Mascara has historically been used to enhance eyelashes. Whether it is to darken, define, thicken or even lengthen lashes, mascara ingredients tend to include the same components of oils, pigments, waxes, and preservatives. In the 1930s mascara was primarily made of a mix of petroleum jelly and coal and there were no regulations of cosmetics at the time. However, after the Lash Lure incident of 1933 where a woman who consented to have her lashes permanently dyed with the product and became blind the Federal Food Drug and Cosmetic Act was put into place by the FDA to start to regulate ingredients in cosmetics. With that being said, there haven’t been any major alterations to the regulations of cosmetics since 1938, and since then there have been thousands of chemicals that have hit the market. Right now mascara does not have to be approved by the FDA unless the manufacturer has said there are color additives within the ingredient composition.
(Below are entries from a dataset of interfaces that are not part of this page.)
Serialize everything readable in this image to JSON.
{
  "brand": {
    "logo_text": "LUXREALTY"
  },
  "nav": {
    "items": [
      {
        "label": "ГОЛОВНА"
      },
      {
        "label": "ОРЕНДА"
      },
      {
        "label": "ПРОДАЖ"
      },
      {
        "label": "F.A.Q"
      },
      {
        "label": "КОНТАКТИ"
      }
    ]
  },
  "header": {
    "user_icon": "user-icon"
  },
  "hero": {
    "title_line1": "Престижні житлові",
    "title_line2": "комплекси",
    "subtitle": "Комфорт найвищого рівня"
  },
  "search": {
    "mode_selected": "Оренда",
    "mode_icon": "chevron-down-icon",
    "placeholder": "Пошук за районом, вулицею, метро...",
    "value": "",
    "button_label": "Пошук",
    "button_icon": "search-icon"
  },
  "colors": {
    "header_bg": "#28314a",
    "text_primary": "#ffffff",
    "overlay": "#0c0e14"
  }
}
In addition, if you were to read an ingredient content online for a mascara from a supplier such as Sephora, you will see underneath a statement that says “Please be aware that ingredient lists may change or vary from time to time. ”
Ingredients to avoid in Mascara:
Since it’s difficult to keep up with different formulas of mascara and its ingredient contents here are some ingredients that are toxic to your health and you should look out for:
Coal Tar Dyes
Coal tar dyes contain heavy metals and give coloring mascara. When looking at the label, look for FD & C Blue no. 1. They may be listed as a five-digit number that is preceded by a Cl. (includes D&C Blue 1, Green 3, Yellow 5, Yellow 6, Red 33, etc.) They might be labeled as well as Aminphenol, Diaminodenzene or Phenylenediamine. These dyes are considered carcinogenic not to mention heavy metals can be toxic to the brain.
Butylparaben, Ethylparaben, and Propylparaben (AKA Parabens)
Parabens are frequently used as preservatives. This means that they are added to makeup to prevent the growth of microbes, fungi, and bacteria in order to extend shelf life. These chemicals are absorbed directly into the bloodstream through the tiny pores around your eyes (gross)
Parabens have been linked to causing breast cancer by mimicking estrogen and causing endocrine disruption. They have also been linked to reproductive toxicity, neurotoxicity, immunotoxicity, and skin irritation.
Formaldehyde is another preservative used in mascara and is a well-known carcinogen. The mascara label may not explicitly include formaldehyde however the combination of chemicals such Bronopol and Quaternium-15 work together to form formaldehyde-releasing preservatives.
Not only is it a carcinogen, but formaldehyde is also a skin irritant and linked to liver toxicity. And naturally, it can cause severe allergic rashes.
Aluminum powder is a colorant for mascara. It’s ground-up metallic and a known neurotoxin. Due to its neurotoxin status, excess use of it can result in the body losing its ability to excrete mercury.
Bht and Bha
BHT and BHA are more preservatives used in mascara. Both are considered endocrine disruptors however BHA has been linked with multiple forms of cancer.
Thirmerosal is frequently used as a preservative and antiseptic to prevent bacterial and viral growth. It has been banned from being used in vaccines but is still used in cosmetics to prolong shelf lives. It is known to damage brain function due to its heavy mercury content.